Kan are a folk quartet boasting an enviable line-up of stellar musicians who already command prominent reputations, both within the folk scene and beyond: Scotsman Aidan O’Rourke on fiddle, who has attracted much praise as part of folk wonder-trio Lau and Blazin’ Fiddles; Brian Finnegan, hailing from Armagh, on flute and whistles, formerly of Flook; Yorkshireman and multi-instrumentalist, Ian Stephenson on guitar, bass, mandolin, piano, and harmonium, a former BBC Radio 2 Young Folk Award winner; whilst drums and percussion come courtesy of Jim Goodwin.
From the outset the stakes are pretty high, and Kan rise to the challenge superbly with this eclectic, energetic set. Variety abounds throughout, with moments of hushed subtlety building to frenzied, celebratory episodes, and whilst the musical flavours are predominantly those of the English, Irish and Scottish traditions, there is a worldly feel throughout the album. One or more of the quartet are involved in the writing of each of the eight album tracks, and coupled with arrangements that fuse the very best that each musician has to offer, they manage to create a sound that is assuredly distinct.

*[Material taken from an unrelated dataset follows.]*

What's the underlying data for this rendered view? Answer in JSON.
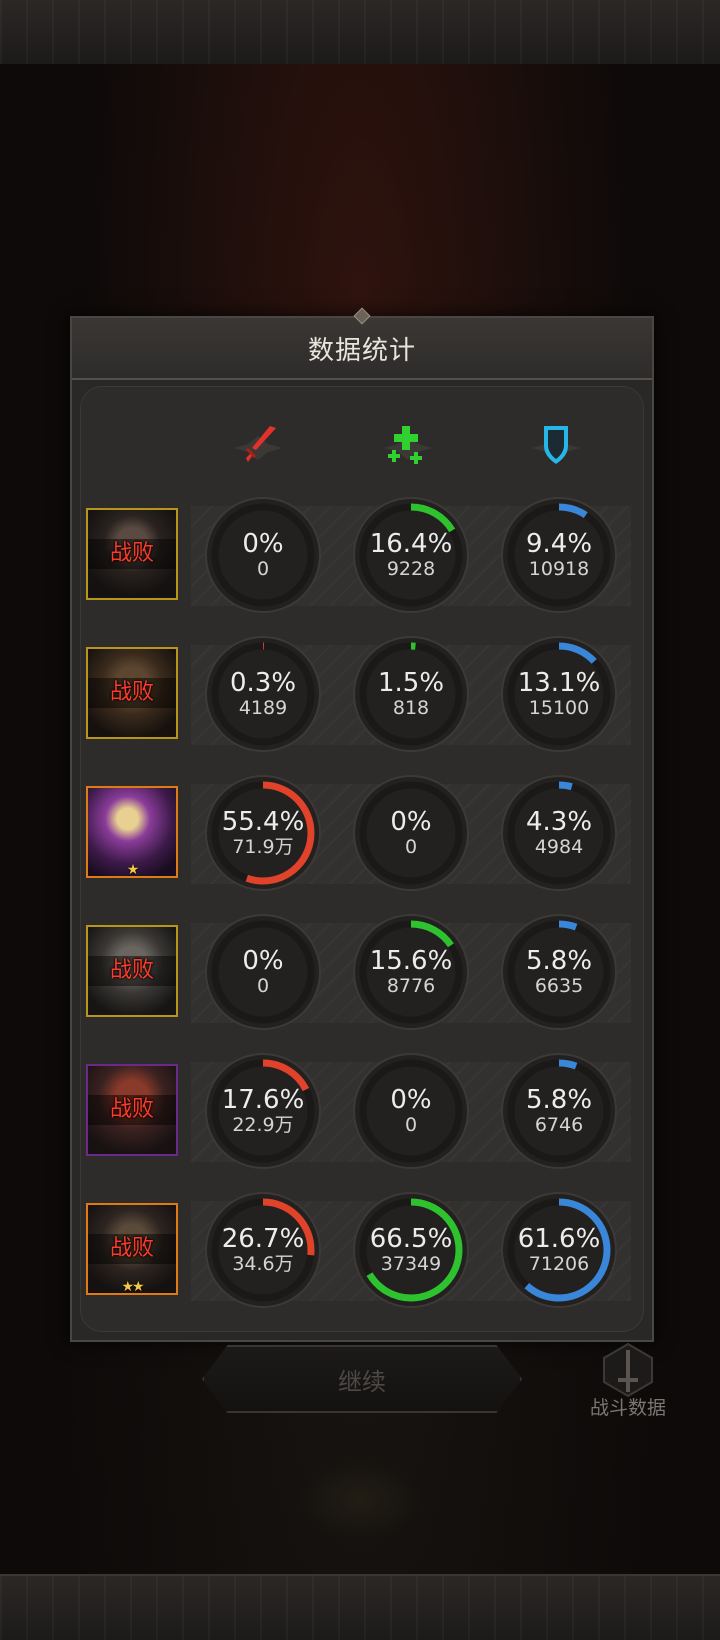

Opening track “One Two Three” sets the tone immediately with the percussion and guitar providing a fresh, avant-garde moodscape over which fiddle and whistles weave their sumptuous, traditional-influenced melodies; it’s a recipe that works well. Even the frequently surfacing Celtic flavours of the album are peppered with perfectly measured percussive underpinnings that feed off the natural energy of the melodies rather than overwhelm them. It maybe comes as no surprise to note that the masterful Calum Malcolm is responsible for the mixing of this album, and no doubt the well measured balance of this recording owes much to his involvement.
Sleeper is an album that is positively effervescent, treading a path of fusion that others frequently get so wrong. Seducing with its expansive, understated moments, and arousing with its explosive energy, it’s an album that will appeal to both the discerning individual listener as well as the massed carousal of a festival audience.